The phragmites found in Oakland County is an invasive alien plant. Without the natural competitors in its native habitat, it is growing unchecked. Phragmites grow in roadside drainage ditches, lake shores, and other wetlands to a height of 10-15 feet. Phragmites crowd out cattails and other native wetland plants, harming our wildlife by crowding out the native plants they depend on for food and shelter.

The dry stalks of phragmites are highly flammable. This photo from the Oakland Press shows the phragmites fire at Great Lakes Crossing on March 2012. In March 2011, 160 acres of phragmites burned at Great Lakes Crossing Mall; smoke and fire were so intense that I-75 was closed and homes and businesses were evacuated.

On April 4, 2013, a phragmites fire on Harsens Island burned 150 acres. The heat was so intense it was burning the equipment used by the firefighters.
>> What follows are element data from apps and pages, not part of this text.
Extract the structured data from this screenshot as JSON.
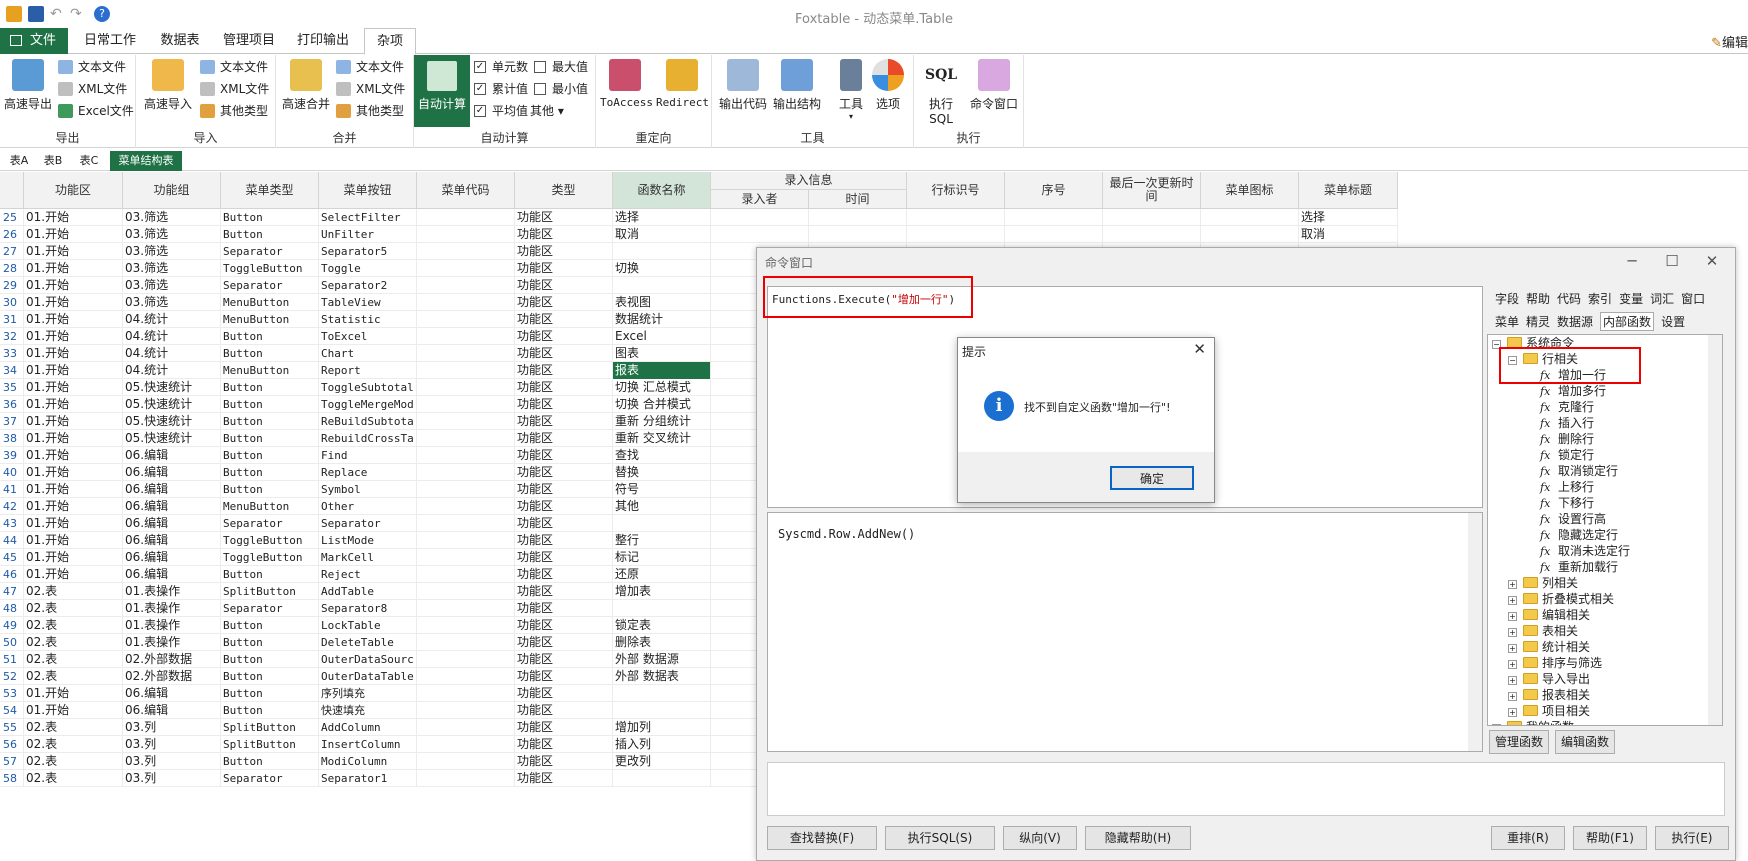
{
  "window": {
    "title": "Foxtable - 动态菜单.Table",
    "edit_label": "编辑"
  },
  "ribbon_tabs": {
    "file": "文件",
    "items": [
      "日常工作",
      "数据表",
      "管理项目",
      "打印输出",
      "杂项"
    ],
    "active": "杂项"
  },
  "ribbon": {
    "export": {
      "big": "高速导出",
      "small": [
        "文本文件",
        "XML文件",
        "Excel文件"
      ],
      "label": "导出"
    },
    "import": {
      "big": "高速导入",
      "small": [
        "文本文件",
        "XML文件",
        "其他类型"
      ],
      "label": "导入"
    },
    "merge": {
      "big": "高速合并",
      "small": [
        "文本文件",
        "XML文件",
        "其他类型"
      ],
      "label": "合并"
    },
    "autocalc": {
      "big": "自动计算",
      "checks": [
        {
          "label": "单元数",
          "checked": true
        },
        {
          "label": "累计值",
          "checked": true
        },
        {
          "label": "平均值",
          "checked": true
        },
        {
          "label": "最大值",
          "checked": false
        },
        {
          "label": "最小值",
          "checked": false
        }
      ],
      "other": "其他",
      "label": "自动计算"
    },
    "redirect": {
      "buttons": [
        "ToAccess",
        "Redirect"
      ],
      "label": "重定向"
    },
    "tools": {
      "buttons": [
        "输出代码",
        "输出结构",
        "工具",
        "选项"
      ],
      "label": "工具"
    },
    "exec": {
      "buttons": [
        "执行SQL",
        "命令窗口"
      ],
      "label": "执行"
    }
  },
  "sheet_tabs": [
    "表A",
    "表B",
    "表C",
    "菜单结构表"
  ],
  "grid": {
    "headers": [
      "功能区",
      "功能组",
      "菜单类型",
      "菜单按钮",
      "菜单代码",
      "类型",
      "函数名称",
      "录入信息",
      "行标识号",
      "序号",
      "最后一次更新时间",
      "菜单图标",
      "菜单标题"
    ],
    "sub_headers": [
      "录入者",
      "时间"
    ],
    "rows": [
      [
        "25",
        "01.开始",
        "03.筛选",
        "Button",
        "SelectFilter",
        "",
        "功能区",
        "选择",
        "选择"
      ],
      [
        "26",
        "01.开始",
        "03.筛选",
        "Button",
        "UnFilter",
        "",
        "功能区",
        "取消",
        "取消"
      ],
      [
        "27",
        "01.开始",
        "03.筛选",
        "Separator",
        "Separator5",
        "",
        "功能区",
        "",
        ""
      ],
      [
        "28",
        "01.开始",
        "03.筛选",
        "ToggleButton",
        "Toggle",
        "",
        "功能区",
        "切换",
        ""
      ],
      [
        "29",
        "01.开始",
        "03.筛选",
        "Separator",
        "Separator2",
        "",
        "功能区",
        "",
        ""
      ],
      [
        "30",
        "01.开始",
        "03.筛选",
        "MenuButton",
        "TableView",
        "",
        "功能区",
        "表视图",
        ""
      ],
      [
        "31",
        "01.开始",
        "04.统计",
        "MenuButton",
        "Statistic",
        "",
        "功能区",
        "数据统计",
        ""
      ],
      [
        "32",
        "01.开始",
        "04.统计",
        "Button",
        "ToExcel",
        "",
        "功能区",
        "Excel",
        ""
      ],
      [
        "33",
        "01.开始",
        "04.统计",
        "Button",
        "Chart",
        "",
        "功能区",
        "图表",
        ""
      ],
      [
        "34",
        "01.开始",
        "04.统计",
        "MenuButton",
        "Report",
        "",
        "功能区",
        "报表",
        ""
      ],
      [
        "35",
        "01.开始",
        "05.快速统计",
        "Button",
        "ToggleSubtotal",
        "",
        "功能区",
        "切换 汇总模式",
        ""
      ],
      [
        "36",
        "01.开始",
        "05.快速统计",
        "Button",
        "ToggleMergeMod",
        "",
        "功能区",
        "切换 合并模式",
        ""
      ],
      [
        "37",
        "01.开始",
        "05.快速统计",
        "Button",
        "ReBuildSubtota",
        "",
        "功能区",
        "重新 分组统计",
        ""
      ],
      [
        "38",
        "01.开始",
        "05.快速统计",
        "Button",
        "RebuildCrossTa",
        "",
        "功能区",
        "重新 交叉统计",
        ""
      ],
      [
        "39",
        "01.开始",
        "06.编辑",
        "Button",
        "Find",
        "",
        "功能区",
        "查找",
        ""
      ],
      [
        "40",
        "01.开始",
        "06.编辑",
        "Button",
        "Replace",
        "",
        "功能区",
        "替换",
        ""
      ],
      [
        "41",
        "01.开始",
        "06.编辑",
        "Button",
        "Symbol",
        "",
        "功能区",
        "符号",
        ""
      ],
      [
        "42",
        "01.开始",
        "06.编辑",
        "MenuButton",
        "Other",
        "",
        "功能区",
        "其他",
        ""
      ],
      [
        "43",
        "01.开始",
        "06.编辑",
        "Separator",
        "Separator",
        "",
        "功能区",
        "",
        ""
      ],
      [
        "44",
        "01.开始",
        "06.编辑",
        "ToggleButton",
        "ListMode",
        "",
        "功能区",
        "整行",
        ""
      ],
      [
        "45",
        "01.开始",
        "06.编辑",
        "ToggleButton",
        "MarkCell",
        "",
        "功能区",
        "标记",
        ""
      ],
      [
        "46",
        "01.开始",
        "06.编辑",
        "Button",
        "Reject",
        "",
        "功能区",
        "还原",
        ""
      ],
      [
        "47",
        "02.表",
        "01.表操作",
        "SplitButton",
        "AddTable",
        "",
        "功能区",
        "增加表",
        ""
      ],
      [
        "48",
        "02.表",
        "01.表操作",
        "Separator",
        "Separator8",
        "",
        "功能区",
        "",
        ""
      ],
      [
        "49",
        "02.表",
        "01.表操作",
        "Button",
        "LockTable",
        "",
        "功能区",
        "锁定表",
        ""
      ],
      [
        "50",
        "02.表",
        "01.表操作",
        "Button",
        "DeleteTable",
        "",
        "功能区",
        "删除表",
        ""
      ],
      [
        "51",
        "02.表",
        "02.外部数据",
        "Button",
        "OuterDataSourc",
        "",
        "功能区",
        "外部 数据源",
        ""
      ],
      [
        "52",
        "02.表",
        "02.外部数据",
        "Button",
        "OuterDataTable",
        "",
        "功能区",
        "外部 数据表",
        ""
      ],
      [
        "53",
        "01.开始",
        "06.编辑",
        "Button",
        "序列填充",
        "",
        "功能区",
        "",
        ""
      ],
      [
        "54",
        "01.开始",
        "06.编辑",
        "Button",
        "快速填充",
        "",
        "功能区",
        "",
        ""
      ],
      [
        "55",
        "02.表",
        "03.列",
        "SplitButton",
        "AddColumn",
        "",
        "功能区",
        "增加列",
        ""
      ],
      [
        "56",
        "02.表",
        "03.列",
        "SplitButton",
        "InsertColumn",
        "",
        "功能区",
        "插入列",
        ""
      ],
      [
        "57",
        "02.表",
        "03.列",
        "Button",
        "ModiColumn",
        "",
        "功能区",
        "更改列",
        ""
      ],
      [
        "58",
        "02.表",
        "03.列",
        "Separator",
        "Separator1",
        "",
        "功能区",
        "",
        ""
      ]
    ],
    "selected_cell": "报表"
  },
  "command_window": {
    "title": "命令窗口",
    "code1_prefix": "Functions.Execute(",
    "code1_string": "\"增加一行\"",
    "code1_suffix": ")",
    "code2": "Syscmd.Row.AddNew()",
    "right_tabs_row1": [
      "字段",
      "帮助",
      "代码",
      "索引",
      "变量",
      "词汇",
      "窗口"
    ],
    "right_tabs_row2": [
      "菜单",
      "精灵",
      "数据源",
      "内部函数",
      "设置"
    ],
    "active_tab": "内部函数",
    "tree": {
      "root": "系统命令",
      "group": "行相关",
      "items": [
        "增加一行",
        "增加多行",
        "克隆行",
        "插入行",
        "删除行",
        "锁定行",
        "取消锁定行",
        "上移行",
        "下移行",
        "设置行高",
        "隐藏选定行",
        "取消未选定行",
        "重新加载行"
      ],
      "groups": [
        "列相关",
        "折叠模式相关",
        "编辑相关",
        "表相关",
        "统计相关",
        "排序与筛选",
        "导入导出",
        "报表相关",
        "项目相关"
      ],
      "last": "我的函数"
    },
    "tree_buttons": [
      "管理函数",
      "编辑函数"
    ],
    "bottom_buttons_left": [
      "查找替换(F)",
      "执行SQL(S)",
      "纵向(V)",
      "隐藏帮助(H)"
    ],
    "bottom_buttons_right": [
      "重排(R)",
      "帮助(F1)",
      "执行(E)"
    ]
  },
  "dialog": {
    "title": "提示",
    "message": "找不到自定义函数\"增加一行\"!",
    "ok": "确定"
  }
}
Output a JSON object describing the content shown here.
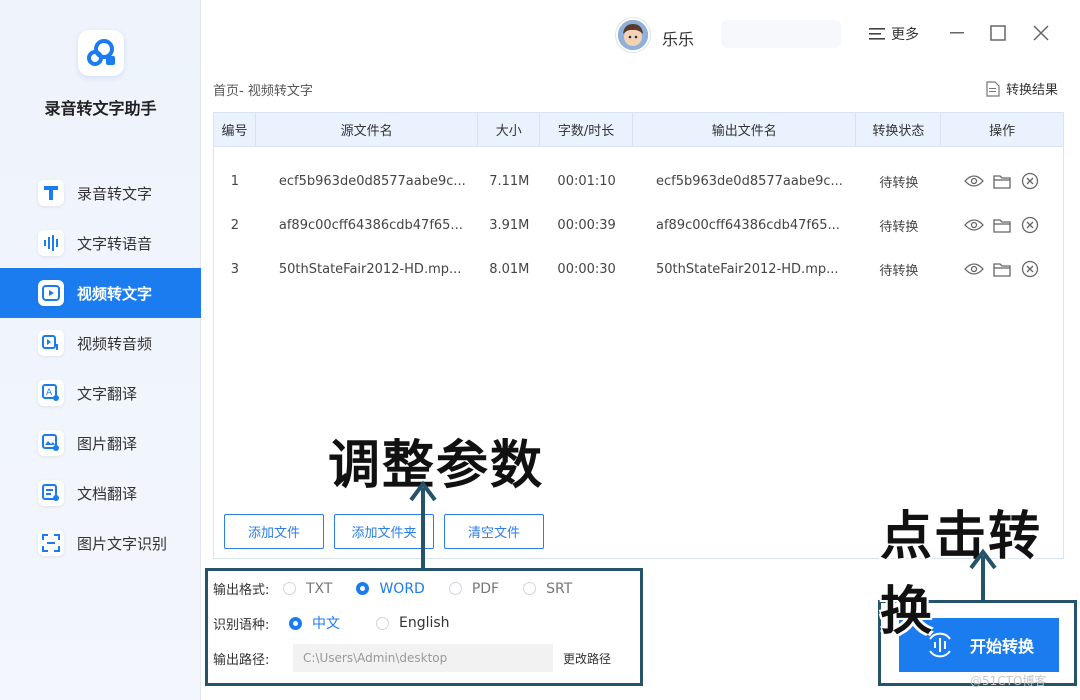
{
  "app": {
    "name": "录音转文字助手"
  },
  "sidebar": {
    "items": [
      {
        "label": "录音转文字",
        "icon": "text-t-icon"
      },
      {
        "label": "文字转语音",
        "icon": "sound-wave-icon"
      },
      {
        "label": "视频转文字",
        "icon": "video-play-icon",
        "active": true
      },
      {
        "label": "视频转音频",
        "icon": "video-audio-icon"
      },
      {
        "label": "文字翻译",
        "icon": "text-translate-icon"
      },
      {
        "label": "图片翻译",
        "icon": "image-translate-icon"
      },
      {
        "label": "文档翻译",
        "icon": "document-translate-icon"
      },
      {
        "label": "图片文字识别",
        "icon": "scan-text-icon"
      }
    ]
  },
  "topbar": {
    "username": "乐乐",
    "more_label": "更多"
  },
  "main": {
    "breadcrumb": "首页- 视频转文字",
    "result_label": "转换结果",
    "table": {
      "headers": [
        "编号",
        "源文件名",
        "大小",
        "字数/时长",
        "输出文件名",
        "转换状态",
        "操作"
      ],
      "rows": [
        {
          "no": "1",
          "source": "ecf5b963de0d8577aabe9c...",
          "size": "7.11M",
          "duration": "00:01:10",
          "output": "ecf5b963de0d8577aabe9c...",
          "status": "待转换"
        },
        {
          "no": "2",
          "source": "af89c00cff64386cdb47f65...",
          "size": "3.91M",
          "duration": "00:00:39",
          "output": "af89c00cff64386cdb47f65...",
          "status": "待转换"
        },
        {
          "no": "3",
          "source": "50thStateFair2012-HD.mp...",
          "size": "8.01M",
          "duration": "00:00:30",
          "output": "50thStateFair2012-HD.mp...",
          "status": "待转换"
        }
      ]
    },
    "buttons": {
      "add_file": "添加文件",
      "add_folder": "添加文件夹",
      "clear": "清空文件"
    }
  },
  "params": {
    "format_label": "输出格式:",
    "formats": [
      {
        "label": "TXT",
        "selected": false
      },
      {
        "label": "WORD",
        "selected": true
      },
      {
        "label": "PDF",
        "selected": false
      },
      {
        "label": "SRT",
        "selected": false
      }
    ],
    "language_label": "识别语种:",
    "languages": [
      {
        "label": "中文",
        "selected": true
      },
      {
        "label": "English",
        "selected": false
      }
    ],
    "path_label": "输出路径:",
    "path_value": "C:\\Users\\Admin\\desktop",
    "change_path": "更改路径"
  },
  "start": {
    "label": "开始转换"
  },
  "annotations": {
    "adjust": "调整参数",
    "click": "点击转换"
  },
  "watermark": "@51CTO博客",
  "colors": {
    "accent": "#1b7cf0",
    "annotation_border": "#24536a"
  }
}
The fire chief reported that phragmites fires burn very hot, at temperatures up to 2000 degrees, and generate their own wind. The firefighters kept the phragmites fire away from nearby houses because vinyl siding and windows on a home less than 500 feet from the fire could melt. Phragmites is aggressively filling in our wetlands, road side ditches and anywhere its rhizomes and seeds take hold. This plant can dry up wetlands and clog drainage ways, requiring expensive maintenance and repair. Phragmites harms our wetlands by choking out the cattails and other native plants which wildlife need for food and shelter, reducing our biodiversity, harming ecosystems, and lowering property values.

The Beaver Island Association created a video explaining how and why they decided to control the phragmites on their island. You can watch the video here.